I have been shown in the flies of the War Department a statement of the Adjutant-General of Massachusetts that you are the mother of five sons who have died gloriously on the field of battle. I feel how weak and fruitless must be any words of mine which should attempt to beguile you from the grief of a loss so overwhelming. But I cannot refrain from tendering to you the consolation that may be found in the thanks of the Republic they died to save. I pray that our Heavenly Father may assuage the anguish of your bereavement, and leave you only the cherished memory of the loved and lost, and the solemn pride that must be yours to have laid so costly a sacrifice upon the altar of freedom.

Yours very sincerely and respectfully,
Abraham Lincoln.

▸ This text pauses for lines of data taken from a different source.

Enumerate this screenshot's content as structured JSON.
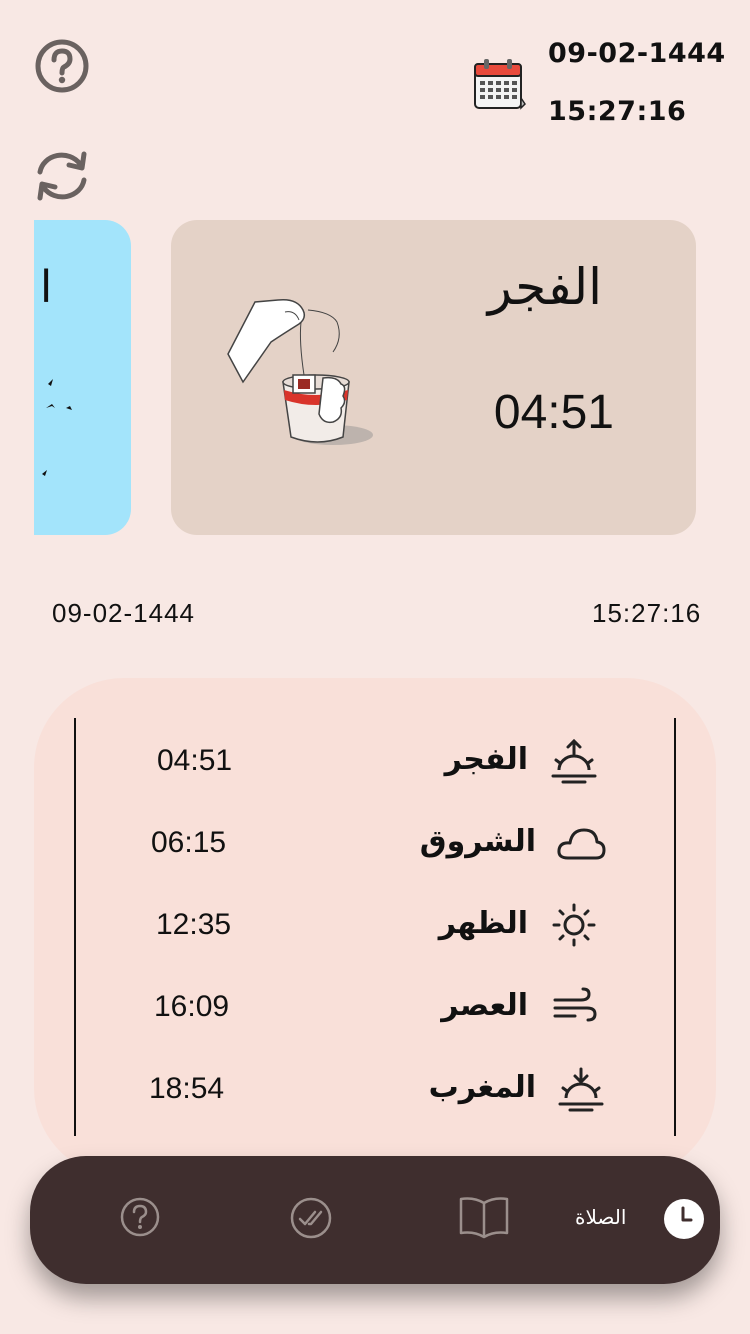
{
  "header": {
    "date": "09-02-1444",
    "time": "15:27:16",
    "icons": [
      "help-circle-icon",
      "refresh-icon",
      "calendar-icon"
    ]
  },
  "cards": {
    "next_card": {
      "text": "ا",
      "color": "#a3e4fb"
    },
    "current": {
      "name": "الفجر",
      "time": "04:51",
      "color": "#e4d2c7",
      "illustration": "tea-cup-illustration"
    }
  },
  "mid": {
    "date": "09-02-1444",
    "time": "15:27:16"
  },
  "prayers": [
    {
      "name": "الفجر",
      "time": "04:51",
      "icon": "sunrise-icon"
    },
    {
      "name": "الشروق",
      "time": "06:15",
      "icon": "cloud-icon"
    },
    {
      "name": "الظهر",
      "time": "12:35",
      "icon": "sun-icon"
    },
    {
      "name": "العصر",
      "time": "16:09",
      "icon": "wind-icon"
    },
    {
      "name": "المغرب",
      "time": "18:54",
      "icon": "sunset-icon"
    }
  ],
  "nav": {
    "active_label": "الصلاة",
    "items": [
      "help-icon",
      "check-circle-icon",
      "book-icon",
      "clock-icon"
    ]
  }
}
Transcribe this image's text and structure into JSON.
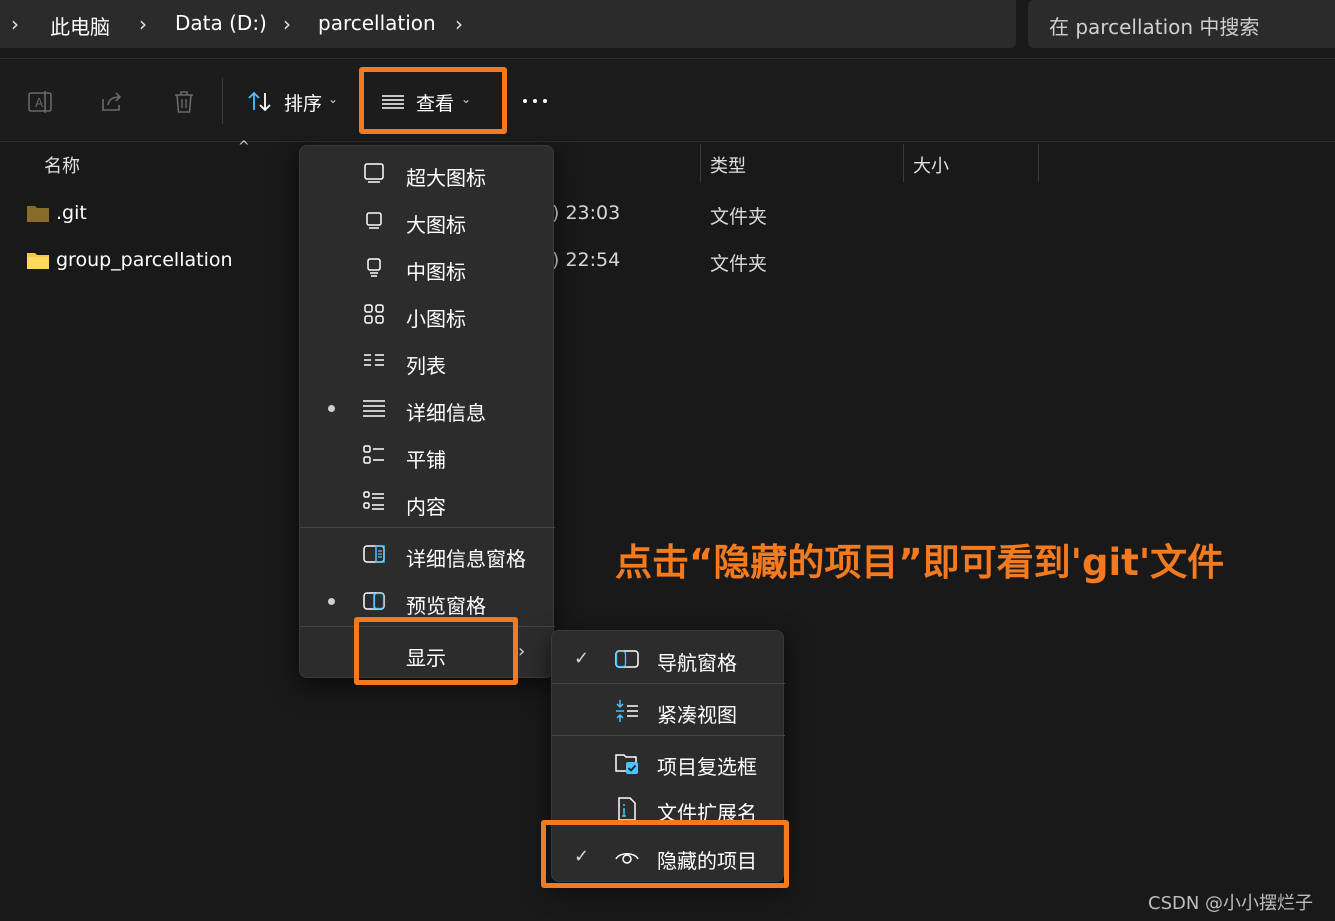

Time went on. The war was drawing to its close. On the day of the receipt of the news of Lee's surrender the President held a meeting of the Cabinet. Neither Lincoln nor any member was able for a time to speak. Finally, at the suggestion of the President, all dropped on their knees and thanked God in silence and in tears for the victory that he had granted to the Union. It is doubtful whether there is any other recorded instance where the meeting of the Cabinet of a great country ended in prayer.

The victories of the Union arms re-elected Lincoln as President. In his Second Inaugural Address he reached heights not achieved before, when looking back over four years of war, hatred, and calumny he was yet able to say: